The report also details how the heavy deployment of National Guard troops in Iraq has created a security vacuum at home, as so many serve as first-responders. The study cites a poll by the Police Executive Research Forum, which found that 44 percent of the nation's police forces have lost personnel through deployment to Iraq. Last year a survey by the International Association of Fire Chiefs predicted that 75,000 firefighters would be lost through deployment in the first few months of the war alone.
Homeland security funding has not lived up to promises either, says Dolan. A June study by the U.S. Conference of Mayors found that only 24 percent of the 231 major cities surveyed had received any of the first responder/critical infrastructure funding pledged by the Department of Homeland Security, while another 24 percent had been notified of the funds' impending arrival.
To put the figures into context, Dolan offers a summary of what could have been purchased with the Iraq appropriations so far. Purchases could have included, she says, 678,000 new fire trucks, health care coverage for 82 million children, or for 27 million adults, almost 23 million housing vouchers or over 20 million Head Start slots for children. On a global level, the war budget could supply all impoverished people worldwide with sufficient food, childhood immunization, HIV/AIDS medicine and clean water and sanitation for two years, according to U.N. and World Water Council estimates.

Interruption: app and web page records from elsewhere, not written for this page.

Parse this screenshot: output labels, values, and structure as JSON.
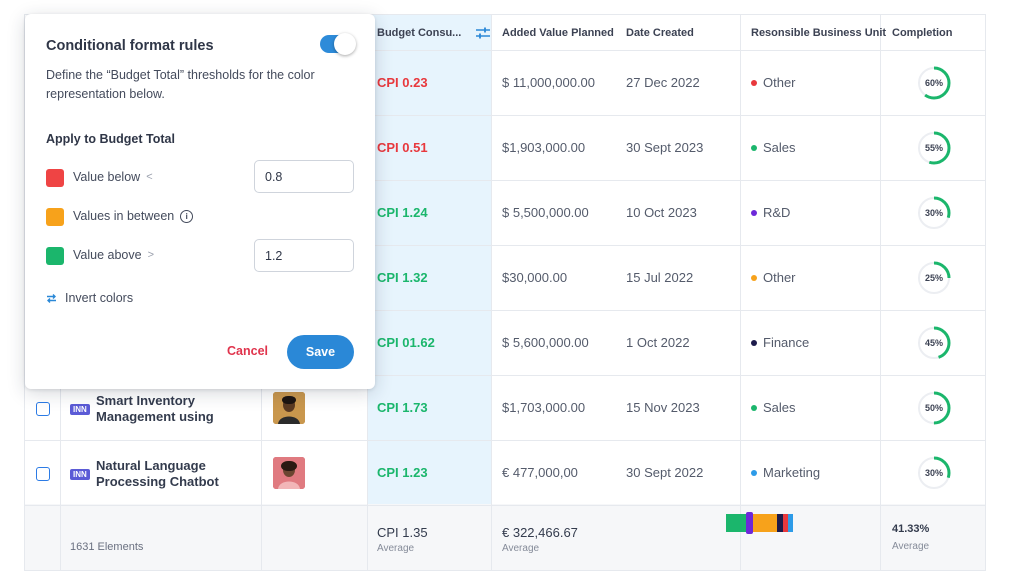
{
  "header": {
    "budget_col": "Budget Consu...",
    "added_value": "Added Value Planned",
    "date_created": "Date Created",
    "business_unit": "Resonsible Business Unit",
    "completion": "Completion"
  },
  "rows": [
    {
      "cpi": "CPI 0.23",
      "cpi_status": "red",
      "added": "$ 11,000,000.00",
      "date": "27 Dec 2022",
      "unit": "Other",
      "unit_color": "#e8383d",
      "completion": "60%",
      "completion_value": 60
    },
    {
      "cpi": "CPI 0.51",
      "cpi_status": "red",
      "added": "$1,903,000.00",
      "date": "30 Sept 2023",
      "unit": "Sales",
      "unit_color": "#1bb66c",
      "completion": "55%",
      "completion_value": 55
    },
    {
      "cpi": "CPI 1.24",
      "cpi_status": "green",
      "added": "$ 5,500,000.00",
      "date": "10 Oct 2023",
      "unit": "R&D",
      "unit_color": "#6d28d9",
      "completion": "30%",
      "completion_value": 30
    },
    {
      "cpi": "CPI 1.32",
      "cpi_status": "green",
      "added": "$30,000.00",
      "date": "15 Jul 2022",
      "unit": "Other",
      "unit_color": "#f7a21b",
      "completion": "25%",
      "completion_value": 25
    },
    {
      "cpi": "CPI 01.62",
      "cpi_status": "green",
      "added": "$ 5,600,000.00",
      "date": "1 Oct 2022",
      "unit": "Finance",
      "unit_color": "#1d1b4b",
      "completion": "45%",
      "completion_value": 45
    },
    {
      "cpi": "CPI 1.73",
      "cpi_status": "green",
      "added": "$1,703,000.00",
      "date": "15 Nov 2023",
      "unit": "Sales",
      "unit_color": "#1bb66c",
      "completion": "50%",
      "completion_value": 50,
      "project_tag": "INN",
      "project_name": "Smart Inventory Management using"
    },
    {
      "cpi": "CPI 1.23",
      "cpi_status": "green",
      "added": "€ 477,000,00",
      "date": "30 Sept 2022",
      "unit": "Marketing",
      "unit_color": "#2d9be8",
      "completion": "30%",
      "completion_value": 30,
      "project_tag": "INN",
      "project_name": "Natural Language Processing Chatbot"
    }
  ],
  "footer": {
    "elements": "1631 Elements",
    "cpi_avg": "CPI 1.35",
    "cpi_avg_label": "Average",
    "added_avg": "€ 322,466.67",
    "added_avg_label": "Average",
    "completion_avg": "41.33%",
    "completion_avg_label": "Average",
    "unit_distribution": [
      {
        "color": "#1bb66c",
        "share": 0.28
      },
      {
        "color": "#6d28d9",
        "share": 0.1
      },
      {
        "color": "#f7a21b",
        "share": 0.33
      },
      {
        "color": "#1d1b4b",
        "share": 0.08
      },
      {
        "color": "#e8383d",
        "share": 0.07
      },
      {
        "color": "#2d9be8",
        "share": 0.07
      }
    ]
  },
  "popover": {
    "title": "Conditional format rules",
    "toggle_on": true,
    "description": "Define the “Budget Total” thresholds for the color representation below.",
    "subtitle": "Apply to Budget Total",
    "rules": [
      {
        "label": "Value below",
        "symbol": "<",
        "color": "#ef4444",
        "value": "0.8"
      },
      {
        "label": "Values in between",
        "color": "#f7a21b"
      },
      {
        "label": "Value above",
        "symbol": ">",
        "color": "#1bb66c",
        "value": "1.2"
      }
    ],
    "invert_label": "Invert colors",
    "cancel_label": "Cancel",
    "save_label": "Save"
  },
  "colors": {
    "accent": "#2a88d7",
    "danger": "#e0334c",
    "success": "#1bb66c",
    "budget_col_bg": "#e7f4fd"
  }
}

"The administration's budget priorities," the report concludes, "have privileged a war of choice over human needs at home."
Neither is the future looking bright, says Dolan. She cites economist James Galbraith, former executive director of the Joint Economic Committee in the U.S. Congress, who predicted in the Los Angeles Times that, long term, the Iraq war will be "a dagger at the heart of (the) U.S. economy." Without the requisite tax increases to pay for it, he said, the war, underestimated in terms of costs, losses and challenges, is likely to worsen national debt and inflation, possibly triggering worldwide commodity shocks. This is likely to lead, he said, to "international monetary disorder and a decade of economic troubles."
"One can only imagine," she says, "five to 10 years down the road if we continue in this vein."
However Duffy says that such costs could not be viewed in a vacuum.
"We could not afford to pursue the war on terror on all fronts, in terms of security and economically. Had we pursued a different route, the economic costs could have been much greater."
He denies that the Iraq war is having a significant harmful effect on the U.S. economy.
"The war that the terrorists declared on 9/11 certainly had a detrimental effect on the economy. The Iraq proportion is only a portion...in terms of the share of the U.S. economy, it's been relatively modest given the impact 9/11 had."